• **WORK INSTRUCTIONS**
All lines from the one with "What's the underlying" through the last are to be given again exactly as they stand in the data below, and only those.

• **SOURCE MATERIAL**
+--
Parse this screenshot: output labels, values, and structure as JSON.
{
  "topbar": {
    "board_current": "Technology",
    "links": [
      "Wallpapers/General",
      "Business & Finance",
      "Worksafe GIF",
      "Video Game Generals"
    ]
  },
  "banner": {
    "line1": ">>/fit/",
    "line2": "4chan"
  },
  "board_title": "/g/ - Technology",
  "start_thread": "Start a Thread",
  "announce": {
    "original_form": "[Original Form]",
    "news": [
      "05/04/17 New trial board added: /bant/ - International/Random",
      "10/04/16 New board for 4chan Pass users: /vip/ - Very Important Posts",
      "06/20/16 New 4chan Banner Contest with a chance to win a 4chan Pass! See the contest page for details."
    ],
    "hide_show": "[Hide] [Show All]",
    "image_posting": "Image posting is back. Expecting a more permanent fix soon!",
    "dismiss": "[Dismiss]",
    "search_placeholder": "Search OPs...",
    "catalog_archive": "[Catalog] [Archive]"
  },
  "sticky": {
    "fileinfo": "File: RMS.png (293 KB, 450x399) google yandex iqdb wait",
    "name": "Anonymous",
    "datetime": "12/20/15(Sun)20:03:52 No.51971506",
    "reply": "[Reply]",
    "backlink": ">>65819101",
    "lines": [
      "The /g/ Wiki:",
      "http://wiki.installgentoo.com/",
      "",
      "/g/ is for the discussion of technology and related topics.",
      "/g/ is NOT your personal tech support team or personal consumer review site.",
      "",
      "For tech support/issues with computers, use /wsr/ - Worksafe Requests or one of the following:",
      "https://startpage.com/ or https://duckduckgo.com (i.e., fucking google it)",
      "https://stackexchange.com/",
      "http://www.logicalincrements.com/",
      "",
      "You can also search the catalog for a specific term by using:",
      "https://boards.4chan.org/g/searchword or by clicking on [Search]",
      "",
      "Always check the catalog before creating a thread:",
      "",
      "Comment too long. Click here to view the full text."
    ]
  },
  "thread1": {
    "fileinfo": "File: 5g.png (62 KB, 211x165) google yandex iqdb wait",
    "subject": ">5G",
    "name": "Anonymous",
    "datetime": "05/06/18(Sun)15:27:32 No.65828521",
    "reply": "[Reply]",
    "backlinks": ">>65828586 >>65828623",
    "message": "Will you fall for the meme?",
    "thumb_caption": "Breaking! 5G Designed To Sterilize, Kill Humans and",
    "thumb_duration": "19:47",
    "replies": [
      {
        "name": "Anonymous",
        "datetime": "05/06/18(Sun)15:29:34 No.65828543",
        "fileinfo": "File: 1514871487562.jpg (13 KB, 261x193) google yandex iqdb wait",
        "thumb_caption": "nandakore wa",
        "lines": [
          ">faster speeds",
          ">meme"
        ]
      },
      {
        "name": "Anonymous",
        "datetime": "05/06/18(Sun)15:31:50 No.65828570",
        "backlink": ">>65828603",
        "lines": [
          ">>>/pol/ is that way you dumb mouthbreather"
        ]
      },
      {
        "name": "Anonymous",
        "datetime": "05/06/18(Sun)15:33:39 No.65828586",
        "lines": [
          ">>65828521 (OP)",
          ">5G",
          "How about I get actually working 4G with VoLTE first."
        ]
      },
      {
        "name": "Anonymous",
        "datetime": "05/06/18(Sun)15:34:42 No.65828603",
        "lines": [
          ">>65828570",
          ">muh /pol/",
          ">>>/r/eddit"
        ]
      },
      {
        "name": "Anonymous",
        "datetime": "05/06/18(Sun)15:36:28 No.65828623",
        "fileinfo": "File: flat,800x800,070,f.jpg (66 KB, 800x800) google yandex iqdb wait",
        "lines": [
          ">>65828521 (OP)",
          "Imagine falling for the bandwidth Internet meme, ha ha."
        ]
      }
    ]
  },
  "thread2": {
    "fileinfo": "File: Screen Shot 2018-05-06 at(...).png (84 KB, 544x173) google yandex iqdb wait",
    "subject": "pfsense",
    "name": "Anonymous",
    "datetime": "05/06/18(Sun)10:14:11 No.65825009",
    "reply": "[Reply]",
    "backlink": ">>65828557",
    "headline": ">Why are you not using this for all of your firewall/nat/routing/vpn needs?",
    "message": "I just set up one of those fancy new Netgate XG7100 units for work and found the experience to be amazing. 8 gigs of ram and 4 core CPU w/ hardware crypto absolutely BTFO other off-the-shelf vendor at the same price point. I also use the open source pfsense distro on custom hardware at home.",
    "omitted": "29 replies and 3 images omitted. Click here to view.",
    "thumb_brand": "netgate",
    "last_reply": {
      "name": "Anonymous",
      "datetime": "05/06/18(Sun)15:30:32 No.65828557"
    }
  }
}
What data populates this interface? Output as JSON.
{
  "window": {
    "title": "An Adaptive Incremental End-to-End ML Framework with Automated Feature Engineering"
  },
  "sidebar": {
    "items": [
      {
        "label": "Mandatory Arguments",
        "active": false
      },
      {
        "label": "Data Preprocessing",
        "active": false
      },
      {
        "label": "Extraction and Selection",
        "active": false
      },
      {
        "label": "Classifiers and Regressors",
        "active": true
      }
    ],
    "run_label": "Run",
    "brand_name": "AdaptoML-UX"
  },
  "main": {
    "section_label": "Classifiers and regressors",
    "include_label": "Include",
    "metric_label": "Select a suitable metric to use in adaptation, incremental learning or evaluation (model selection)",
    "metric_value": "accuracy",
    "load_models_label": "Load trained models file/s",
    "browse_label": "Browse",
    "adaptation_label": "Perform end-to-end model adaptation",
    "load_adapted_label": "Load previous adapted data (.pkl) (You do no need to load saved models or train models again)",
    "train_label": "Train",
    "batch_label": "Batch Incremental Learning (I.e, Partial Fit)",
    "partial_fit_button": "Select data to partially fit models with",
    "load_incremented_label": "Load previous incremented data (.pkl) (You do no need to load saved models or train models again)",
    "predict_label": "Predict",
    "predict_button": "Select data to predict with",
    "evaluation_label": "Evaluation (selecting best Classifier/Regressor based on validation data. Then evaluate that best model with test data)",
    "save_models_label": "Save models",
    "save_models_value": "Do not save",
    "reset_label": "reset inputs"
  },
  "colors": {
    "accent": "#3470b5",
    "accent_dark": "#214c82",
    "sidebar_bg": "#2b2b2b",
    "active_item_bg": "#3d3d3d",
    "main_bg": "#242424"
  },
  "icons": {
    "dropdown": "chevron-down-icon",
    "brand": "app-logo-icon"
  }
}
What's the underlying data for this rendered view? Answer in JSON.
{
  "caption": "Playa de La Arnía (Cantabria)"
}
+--
• **EXPECTED ANSWER**
What's the underlying data for this rendered view? Answer in JSON.
{
  "caption": "Playa de La Arnía (Cantabria)"
}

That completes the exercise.